▸ **Exercise requirements**
Wherever a line of the data contains "with", copy that line.

___ Data

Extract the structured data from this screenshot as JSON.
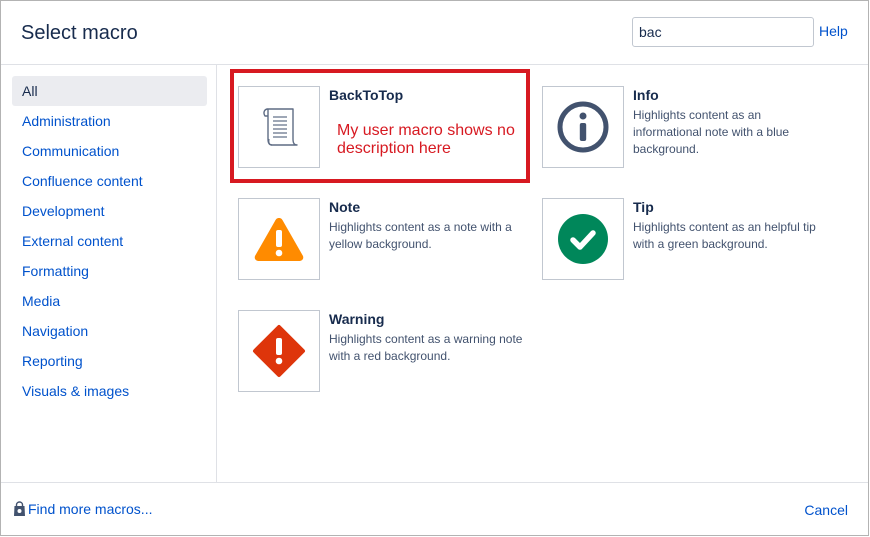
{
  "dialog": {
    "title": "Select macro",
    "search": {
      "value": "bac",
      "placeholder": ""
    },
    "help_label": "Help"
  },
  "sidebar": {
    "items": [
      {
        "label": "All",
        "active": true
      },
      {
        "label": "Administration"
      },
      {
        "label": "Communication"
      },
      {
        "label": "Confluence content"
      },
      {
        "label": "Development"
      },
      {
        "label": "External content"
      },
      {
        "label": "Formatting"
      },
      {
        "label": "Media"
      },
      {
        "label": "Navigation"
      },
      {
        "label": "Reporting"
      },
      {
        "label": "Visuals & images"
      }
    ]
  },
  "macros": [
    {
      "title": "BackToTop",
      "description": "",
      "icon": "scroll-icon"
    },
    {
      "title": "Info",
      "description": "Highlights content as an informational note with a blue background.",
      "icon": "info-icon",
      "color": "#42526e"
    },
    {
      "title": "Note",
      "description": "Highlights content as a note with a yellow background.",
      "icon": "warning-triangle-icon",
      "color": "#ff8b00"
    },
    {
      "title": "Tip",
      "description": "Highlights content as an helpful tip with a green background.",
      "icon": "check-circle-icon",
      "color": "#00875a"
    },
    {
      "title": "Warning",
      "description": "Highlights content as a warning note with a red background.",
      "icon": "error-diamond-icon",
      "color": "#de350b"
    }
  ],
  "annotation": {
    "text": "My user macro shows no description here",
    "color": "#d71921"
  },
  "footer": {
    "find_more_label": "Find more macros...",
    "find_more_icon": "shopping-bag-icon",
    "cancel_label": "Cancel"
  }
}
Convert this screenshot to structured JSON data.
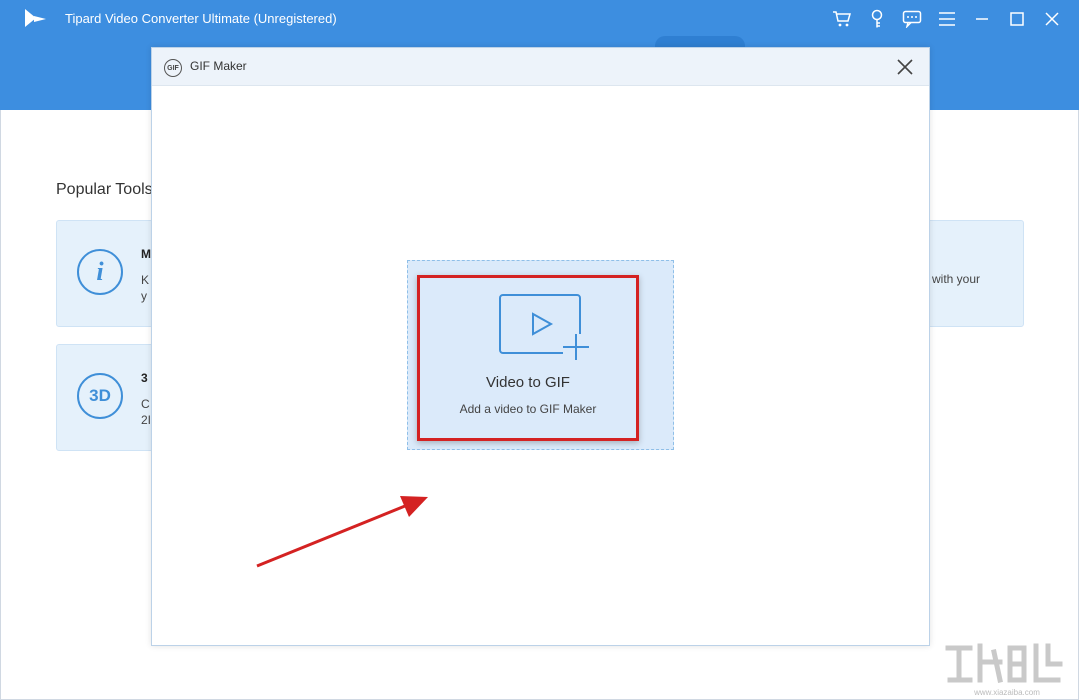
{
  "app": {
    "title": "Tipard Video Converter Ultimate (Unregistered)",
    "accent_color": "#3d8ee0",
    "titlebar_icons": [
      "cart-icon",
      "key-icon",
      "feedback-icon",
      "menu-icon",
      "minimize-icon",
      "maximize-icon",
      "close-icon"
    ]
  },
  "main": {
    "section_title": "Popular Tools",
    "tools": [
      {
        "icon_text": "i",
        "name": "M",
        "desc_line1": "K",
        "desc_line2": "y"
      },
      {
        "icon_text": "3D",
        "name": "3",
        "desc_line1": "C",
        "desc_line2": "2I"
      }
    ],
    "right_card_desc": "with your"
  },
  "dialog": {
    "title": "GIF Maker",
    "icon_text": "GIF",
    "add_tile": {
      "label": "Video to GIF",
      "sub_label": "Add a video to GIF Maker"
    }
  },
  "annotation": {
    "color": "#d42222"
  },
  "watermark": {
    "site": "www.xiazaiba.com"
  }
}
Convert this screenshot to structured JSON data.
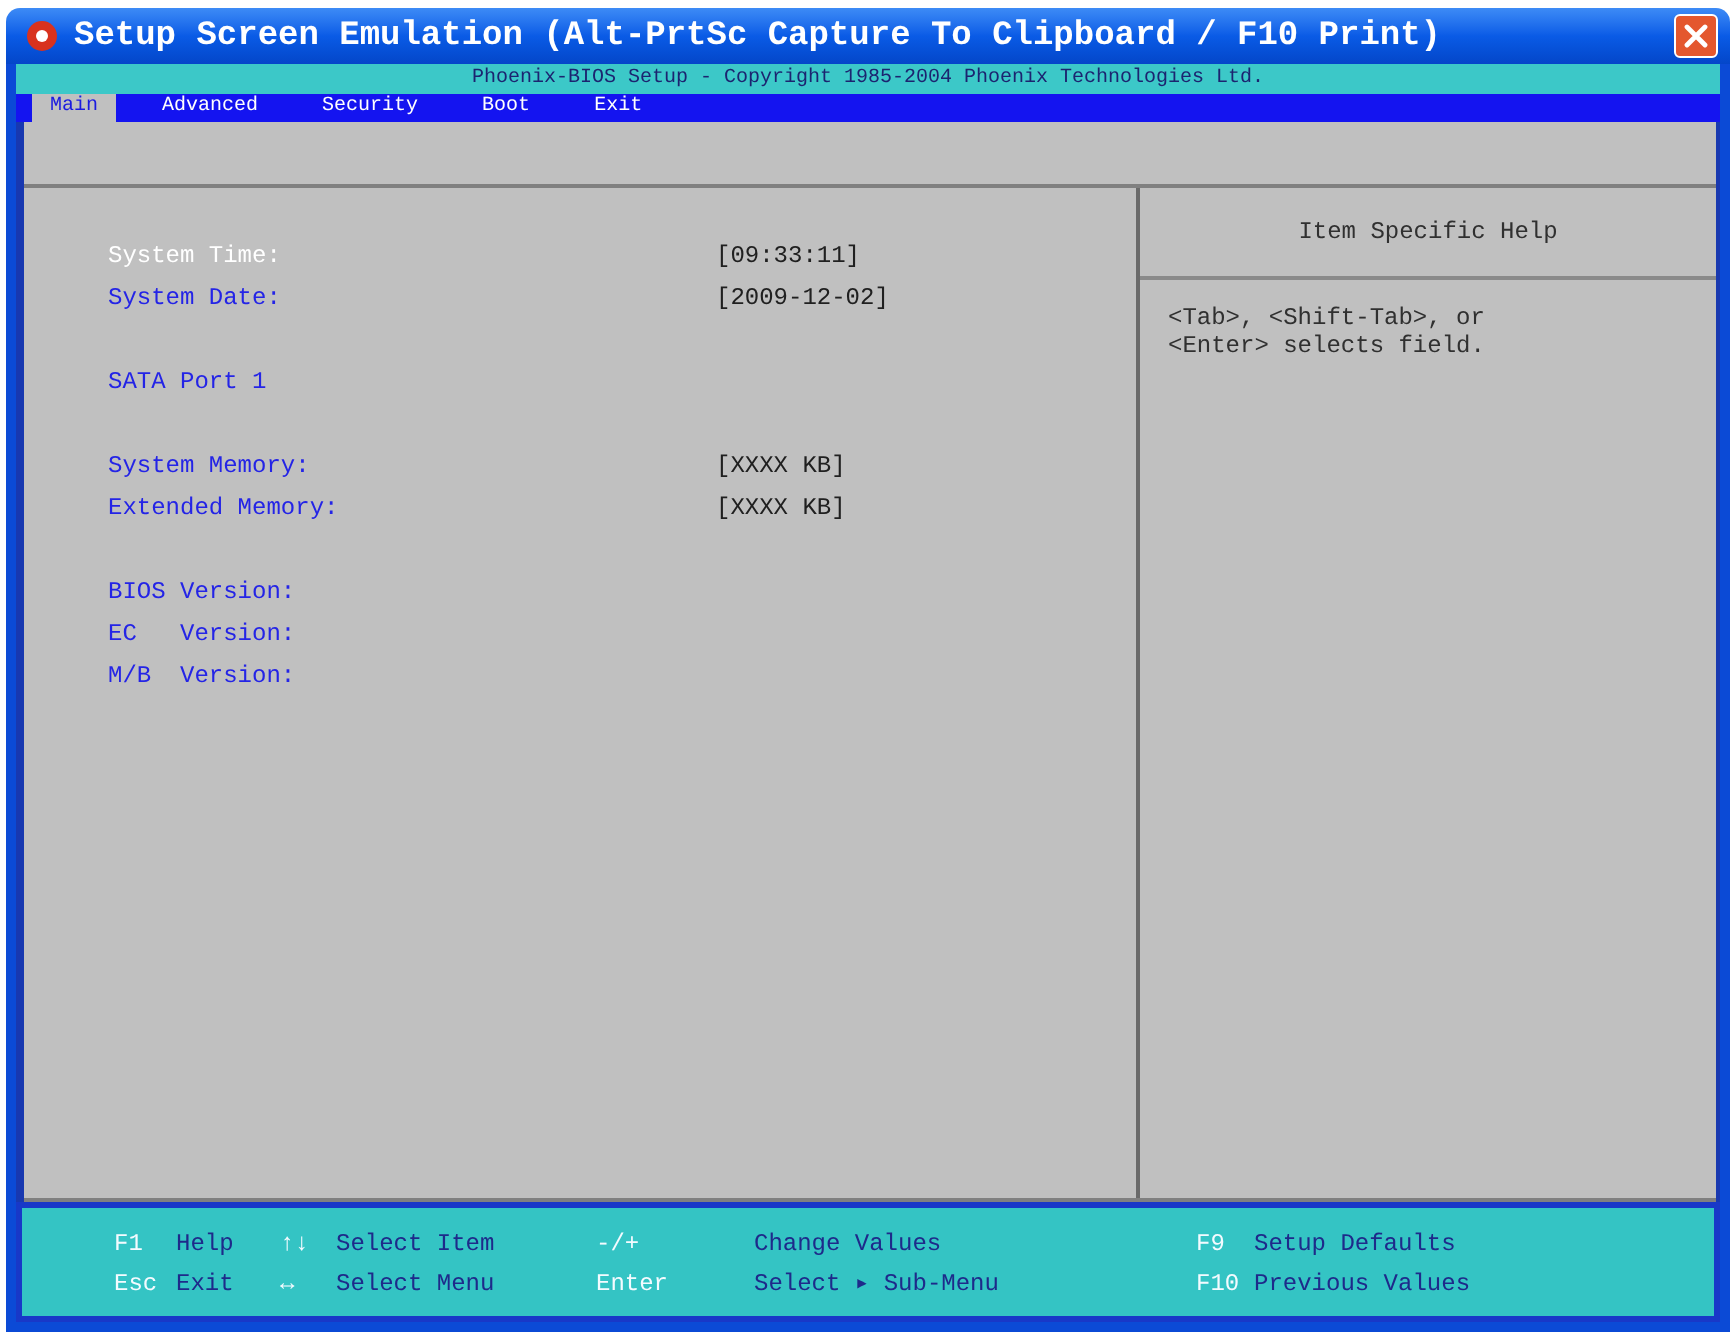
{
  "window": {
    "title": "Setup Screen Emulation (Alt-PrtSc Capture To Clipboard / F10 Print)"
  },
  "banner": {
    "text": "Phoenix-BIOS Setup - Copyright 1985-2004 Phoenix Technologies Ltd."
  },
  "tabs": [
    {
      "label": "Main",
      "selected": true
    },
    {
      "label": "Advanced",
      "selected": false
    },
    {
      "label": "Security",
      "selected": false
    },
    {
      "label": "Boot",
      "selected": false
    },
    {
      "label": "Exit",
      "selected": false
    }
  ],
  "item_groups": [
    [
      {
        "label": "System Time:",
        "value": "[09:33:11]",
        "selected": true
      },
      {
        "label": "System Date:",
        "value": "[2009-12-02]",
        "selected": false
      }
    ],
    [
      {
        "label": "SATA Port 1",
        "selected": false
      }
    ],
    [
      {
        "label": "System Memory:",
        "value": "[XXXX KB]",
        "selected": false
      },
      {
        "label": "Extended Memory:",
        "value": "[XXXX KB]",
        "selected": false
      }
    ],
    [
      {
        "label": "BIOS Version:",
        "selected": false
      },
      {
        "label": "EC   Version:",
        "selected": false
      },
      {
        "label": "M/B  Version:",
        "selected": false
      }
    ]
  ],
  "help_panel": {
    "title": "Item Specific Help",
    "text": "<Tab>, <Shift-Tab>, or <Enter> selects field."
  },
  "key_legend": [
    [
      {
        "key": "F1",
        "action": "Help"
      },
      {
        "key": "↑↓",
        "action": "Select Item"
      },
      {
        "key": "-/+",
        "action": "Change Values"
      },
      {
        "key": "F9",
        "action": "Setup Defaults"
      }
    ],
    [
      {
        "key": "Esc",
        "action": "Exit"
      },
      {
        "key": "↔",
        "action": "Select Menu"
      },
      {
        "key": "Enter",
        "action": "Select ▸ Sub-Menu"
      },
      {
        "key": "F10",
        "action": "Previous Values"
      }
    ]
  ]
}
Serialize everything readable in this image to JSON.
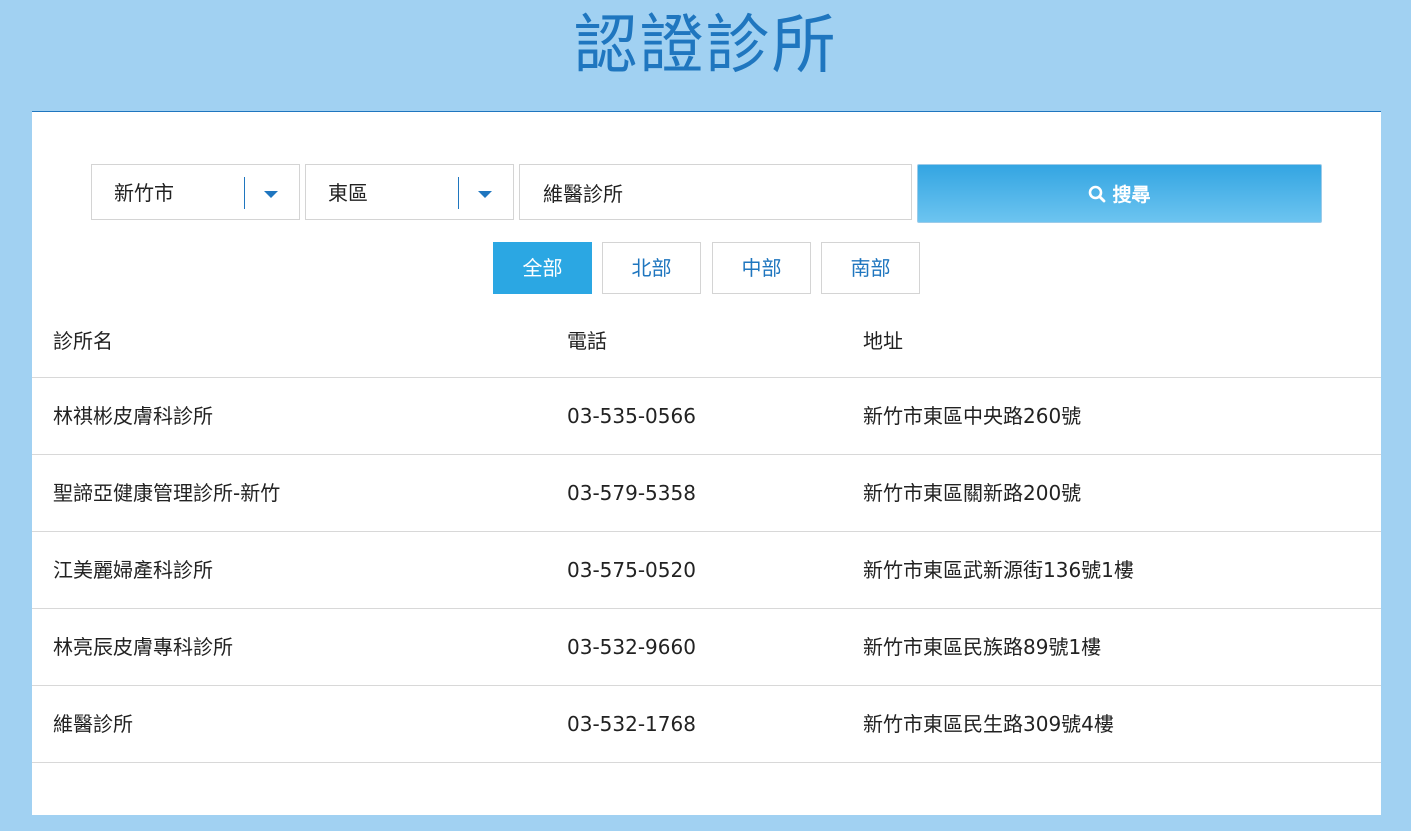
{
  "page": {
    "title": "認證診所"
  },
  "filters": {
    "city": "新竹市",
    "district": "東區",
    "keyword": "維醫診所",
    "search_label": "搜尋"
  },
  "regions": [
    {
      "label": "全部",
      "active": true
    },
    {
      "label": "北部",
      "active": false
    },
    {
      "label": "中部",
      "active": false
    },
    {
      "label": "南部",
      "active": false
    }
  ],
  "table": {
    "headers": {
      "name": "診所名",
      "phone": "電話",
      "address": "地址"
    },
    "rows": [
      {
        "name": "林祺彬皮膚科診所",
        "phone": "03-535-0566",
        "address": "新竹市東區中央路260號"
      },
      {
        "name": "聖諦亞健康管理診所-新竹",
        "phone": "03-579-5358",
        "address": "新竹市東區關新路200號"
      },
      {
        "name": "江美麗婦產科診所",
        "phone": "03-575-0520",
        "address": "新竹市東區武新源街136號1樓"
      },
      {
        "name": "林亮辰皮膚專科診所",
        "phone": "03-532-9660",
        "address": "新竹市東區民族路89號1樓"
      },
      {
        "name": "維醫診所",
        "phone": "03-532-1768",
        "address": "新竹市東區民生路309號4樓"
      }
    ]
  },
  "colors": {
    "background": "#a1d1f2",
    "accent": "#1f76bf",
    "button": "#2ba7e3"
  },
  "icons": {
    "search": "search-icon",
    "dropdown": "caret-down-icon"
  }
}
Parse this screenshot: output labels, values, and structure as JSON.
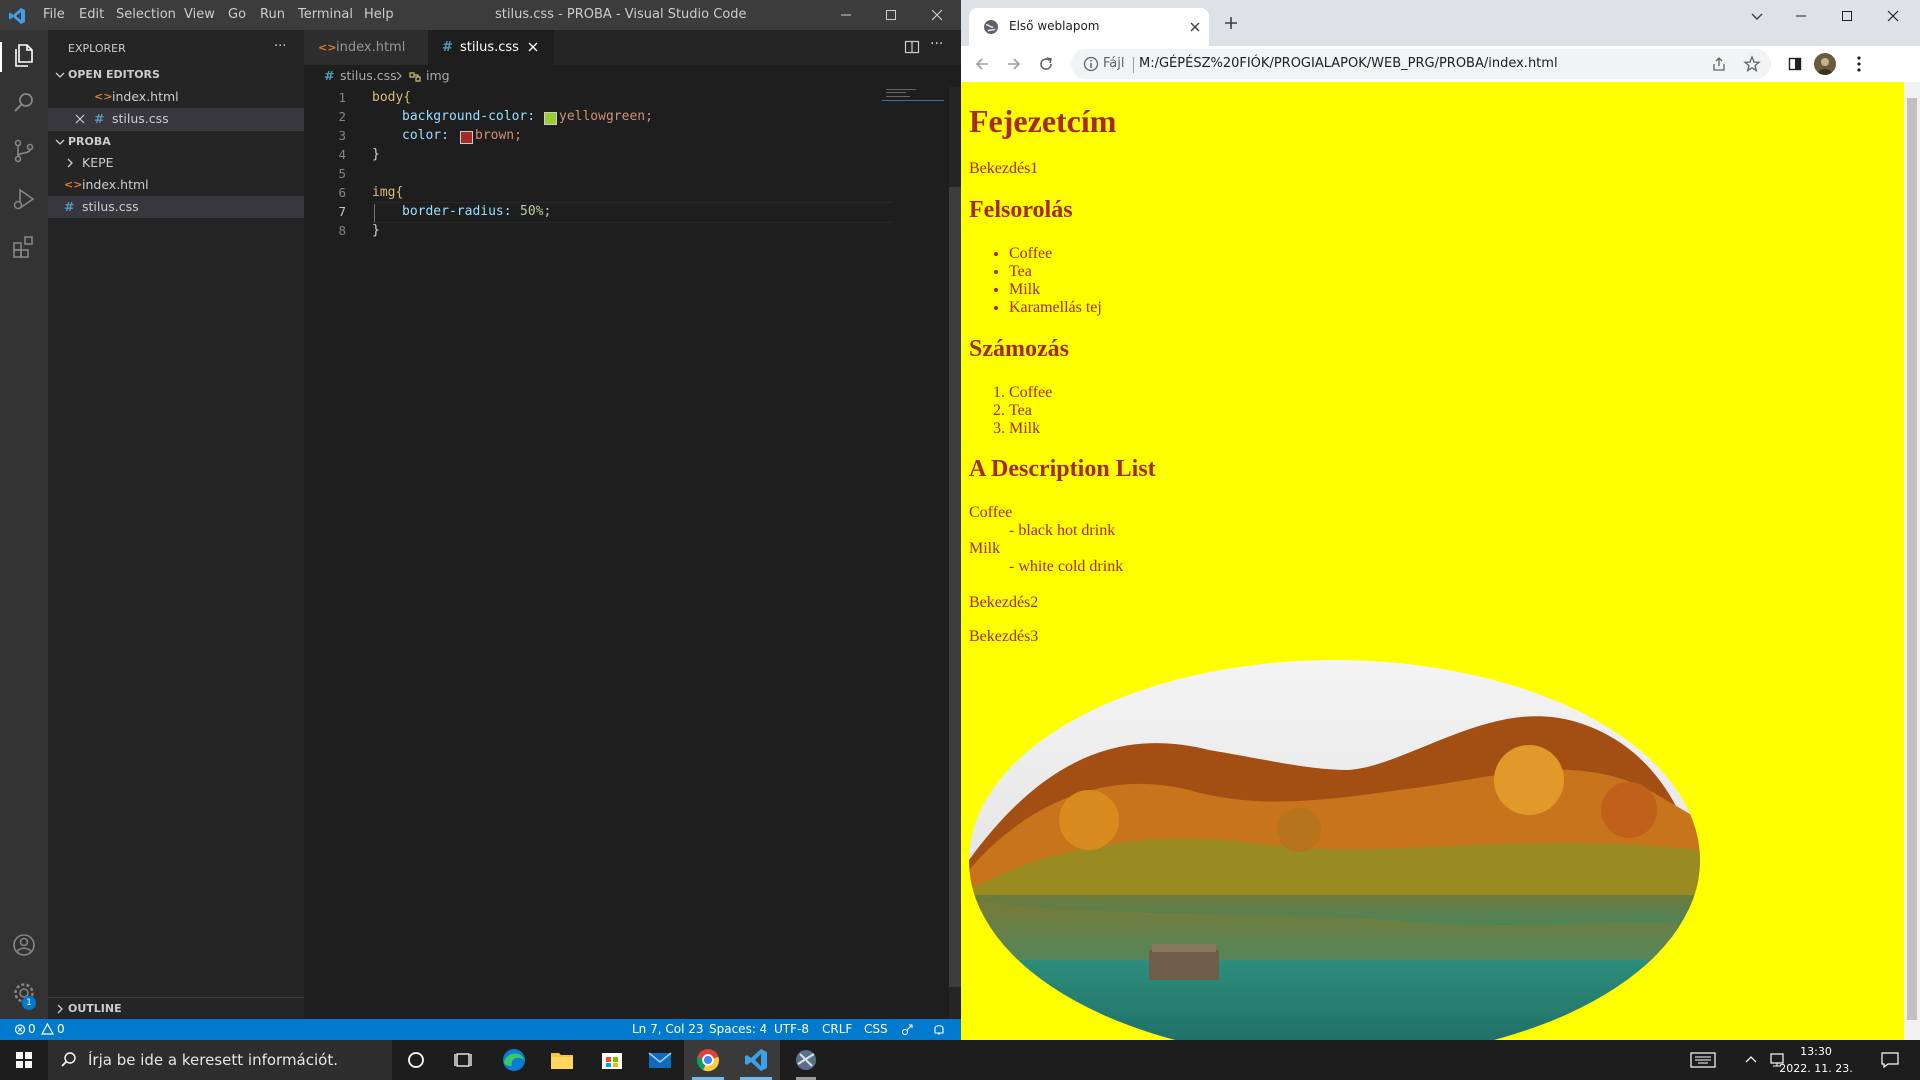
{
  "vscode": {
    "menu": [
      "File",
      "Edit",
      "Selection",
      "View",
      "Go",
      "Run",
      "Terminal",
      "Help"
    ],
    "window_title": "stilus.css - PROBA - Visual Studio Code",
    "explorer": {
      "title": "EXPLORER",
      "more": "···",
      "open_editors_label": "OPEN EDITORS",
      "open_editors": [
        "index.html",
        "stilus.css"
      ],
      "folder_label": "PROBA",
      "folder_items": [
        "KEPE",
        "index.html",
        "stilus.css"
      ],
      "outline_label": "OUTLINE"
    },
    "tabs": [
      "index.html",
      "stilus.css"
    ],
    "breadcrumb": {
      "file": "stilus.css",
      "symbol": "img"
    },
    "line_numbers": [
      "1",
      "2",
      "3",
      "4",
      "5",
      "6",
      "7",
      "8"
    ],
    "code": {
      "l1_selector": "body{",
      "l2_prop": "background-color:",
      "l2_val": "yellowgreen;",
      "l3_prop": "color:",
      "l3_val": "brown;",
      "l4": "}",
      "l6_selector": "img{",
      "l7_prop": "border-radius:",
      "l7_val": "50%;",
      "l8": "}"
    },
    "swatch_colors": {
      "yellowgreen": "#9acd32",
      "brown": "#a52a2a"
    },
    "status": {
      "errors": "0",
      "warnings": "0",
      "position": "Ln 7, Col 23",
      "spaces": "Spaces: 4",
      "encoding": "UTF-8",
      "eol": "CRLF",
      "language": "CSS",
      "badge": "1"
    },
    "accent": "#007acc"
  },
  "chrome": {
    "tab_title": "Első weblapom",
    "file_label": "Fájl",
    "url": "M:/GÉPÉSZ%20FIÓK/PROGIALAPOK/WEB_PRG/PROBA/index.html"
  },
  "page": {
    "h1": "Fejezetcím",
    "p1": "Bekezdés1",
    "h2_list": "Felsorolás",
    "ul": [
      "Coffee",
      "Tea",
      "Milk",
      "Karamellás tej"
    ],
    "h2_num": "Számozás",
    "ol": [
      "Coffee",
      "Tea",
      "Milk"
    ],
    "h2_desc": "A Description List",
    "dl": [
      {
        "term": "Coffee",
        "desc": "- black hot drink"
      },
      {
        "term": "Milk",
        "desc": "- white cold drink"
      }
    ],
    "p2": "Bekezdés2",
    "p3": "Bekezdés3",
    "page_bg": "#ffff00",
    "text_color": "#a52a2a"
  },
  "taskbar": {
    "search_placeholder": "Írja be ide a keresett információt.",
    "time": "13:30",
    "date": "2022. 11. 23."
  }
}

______

▸ **Solution to this task**
      "description": "Highlights content as an informational note with a blue background.",
      "description": "Highlights content as a note with a yellow background.",
      "description": "Highlights content as an helpful tip with a green background.",
      "description": "Highlights content as a warning note with a red background.",
    "right_card_desc": "with your"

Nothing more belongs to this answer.